A grand jury returned an indictment yesterday charging Dr. Lesly Pompy, 57, of Monroe, Michigan with unlawful distribution of prescription drugs and health care fraud, United States Attorney Matthew Schneider announced today.
Schneider was joined in the announcement by Special Agent in Charge Timothy J. Plancon, U.S. Drug Enforcement Administration, Detroit Field Division and Special Agent in Charge Lamont Pugh III of the U.S. Department of Health and Human Services Office of Inspector General’s (HHS-OIG) Chicago Regional Office.
The 37-count Indictment charges that between 2012 and 2016, Dr. Pompy unlawfully distributed more than 4,221,892 dosage units of Schedule II controlled substances and over 6,196,642 total dosage units of all controlled substances outside the course of professional medical practice.
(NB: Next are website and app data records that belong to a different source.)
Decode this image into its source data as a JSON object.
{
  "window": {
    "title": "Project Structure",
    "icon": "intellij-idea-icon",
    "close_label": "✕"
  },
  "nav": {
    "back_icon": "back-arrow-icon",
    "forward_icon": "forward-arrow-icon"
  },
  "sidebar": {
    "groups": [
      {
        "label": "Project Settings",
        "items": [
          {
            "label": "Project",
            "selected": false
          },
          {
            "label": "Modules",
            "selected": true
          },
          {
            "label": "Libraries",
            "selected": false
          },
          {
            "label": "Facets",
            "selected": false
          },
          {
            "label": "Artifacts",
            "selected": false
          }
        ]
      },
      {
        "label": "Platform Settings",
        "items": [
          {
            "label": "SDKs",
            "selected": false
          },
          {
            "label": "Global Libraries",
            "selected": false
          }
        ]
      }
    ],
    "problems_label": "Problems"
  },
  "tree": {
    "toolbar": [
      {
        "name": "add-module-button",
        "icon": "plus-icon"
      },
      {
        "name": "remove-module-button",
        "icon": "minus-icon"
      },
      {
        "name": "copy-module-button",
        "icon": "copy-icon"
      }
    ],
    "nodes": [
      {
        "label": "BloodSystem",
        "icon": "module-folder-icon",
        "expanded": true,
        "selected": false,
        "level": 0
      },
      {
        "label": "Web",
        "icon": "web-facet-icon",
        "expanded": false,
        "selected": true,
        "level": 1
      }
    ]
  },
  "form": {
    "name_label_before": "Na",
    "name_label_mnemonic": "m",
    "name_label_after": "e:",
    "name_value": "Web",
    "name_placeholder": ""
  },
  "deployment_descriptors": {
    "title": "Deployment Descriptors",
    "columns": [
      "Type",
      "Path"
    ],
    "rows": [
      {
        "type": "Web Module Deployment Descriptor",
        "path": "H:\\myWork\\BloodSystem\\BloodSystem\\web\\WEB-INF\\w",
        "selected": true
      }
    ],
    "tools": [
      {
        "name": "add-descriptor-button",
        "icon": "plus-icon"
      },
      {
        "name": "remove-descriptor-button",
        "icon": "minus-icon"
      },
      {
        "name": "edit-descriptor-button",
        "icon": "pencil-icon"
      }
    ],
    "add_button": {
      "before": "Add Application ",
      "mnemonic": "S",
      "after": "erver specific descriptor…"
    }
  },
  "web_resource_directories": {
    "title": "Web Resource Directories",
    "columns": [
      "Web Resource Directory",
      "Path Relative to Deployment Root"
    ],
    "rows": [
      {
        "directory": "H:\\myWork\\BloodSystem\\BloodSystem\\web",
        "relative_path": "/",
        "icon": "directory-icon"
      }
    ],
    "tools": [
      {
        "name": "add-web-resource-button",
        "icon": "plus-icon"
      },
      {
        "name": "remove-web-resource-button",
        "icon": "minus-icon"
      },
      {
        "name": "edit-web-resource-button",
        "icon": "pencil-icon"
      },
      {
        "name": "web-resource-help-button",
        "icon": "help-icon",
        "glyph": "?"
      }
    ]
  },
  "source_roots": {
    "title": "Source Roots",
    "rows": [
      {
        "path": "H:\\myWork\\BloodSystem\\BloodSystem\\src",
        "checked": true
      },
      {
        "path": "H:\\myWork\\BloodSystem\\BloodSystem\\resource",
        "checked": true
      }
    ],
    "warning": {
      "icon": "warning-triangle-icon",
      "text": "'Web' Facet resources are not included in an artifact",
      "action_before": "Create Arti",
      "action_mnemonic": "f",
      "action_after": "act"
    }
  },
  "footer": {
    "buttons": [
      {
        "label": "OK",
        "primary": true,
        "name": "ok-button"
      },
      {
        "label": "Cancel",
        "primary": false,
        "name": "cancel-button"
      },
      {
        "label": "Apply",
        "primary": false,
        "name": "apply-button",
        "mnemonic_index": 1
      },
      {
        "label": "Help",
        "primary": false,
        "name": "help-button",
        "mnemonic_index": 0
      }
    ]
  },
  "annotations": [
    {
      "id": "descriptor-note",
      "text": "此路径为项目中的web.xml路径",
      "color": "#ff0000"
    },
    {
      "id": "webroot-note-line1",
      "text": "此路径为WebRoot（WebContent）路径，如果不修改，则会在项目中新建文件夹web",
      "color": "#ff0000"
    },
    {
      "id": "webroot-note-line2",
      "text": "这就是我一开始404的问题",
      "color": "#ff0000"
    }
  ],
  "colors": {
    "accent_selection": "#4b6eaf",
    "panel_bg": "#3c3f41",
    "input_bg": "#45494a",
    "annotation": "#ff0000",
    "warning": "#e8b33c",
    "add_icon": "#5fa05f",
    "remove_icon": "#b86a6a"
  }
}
During that time frame, he also submitted claims to Medicare, Medicaid and Blue Cross Blue Shield totaling approximately $16,856,683. The majority of these fraudulent claims were seeking reimbursement for the costs of office visits and other services that were not medically necessary and that Dr. Pompy never rendered.
“The damage that the proliferation of opioid distribution has done to our community, like many across the United States has been devastating,” stated United States Attorney Schneider. “It’s particularly disturbing when the distributor is a medical professional
DEA Special Agent in Charge Plancon stated, “This investigation was only possible because of the collaborative efforts of our federal and local law enforcement partners including but not limited to the Monroe Area Narcotics and Investigation Team. The indictment of Pompy reminds the citizens we serve that collectively we are ridding the community of crime one drug dealer at a time.”
Dr. Pompy was arraigned this afternoon in federal court and was released on bond.
This case is being prosecuted by Assistant United States Attorney Brandy R. McMillion and Health Care Fraud Chief Wayne F. Pratt. McMillion serves as the Opioid Fraud Abuse and Detection Unit Prosecutor for the Eastern District of Michigan. This Department of Justice initiative uses data to target and prosecute individuals that are contributing to the nation’s opioid crisis. The Eastern District of Michigan is one of the twelve districts included in the Opioid Fraud Abuse and Detection Unit.
The case was investigated by the U.S. Drug Enforcement Administration and the U.S. Department of Health and Human Services, Office of Inspector General.
An indictment is only a charge and is not evidence of guilt. Each defendant is entitled to a fair trial in which it will be the government’s burden to prove guilt beyond a reasonable doubt.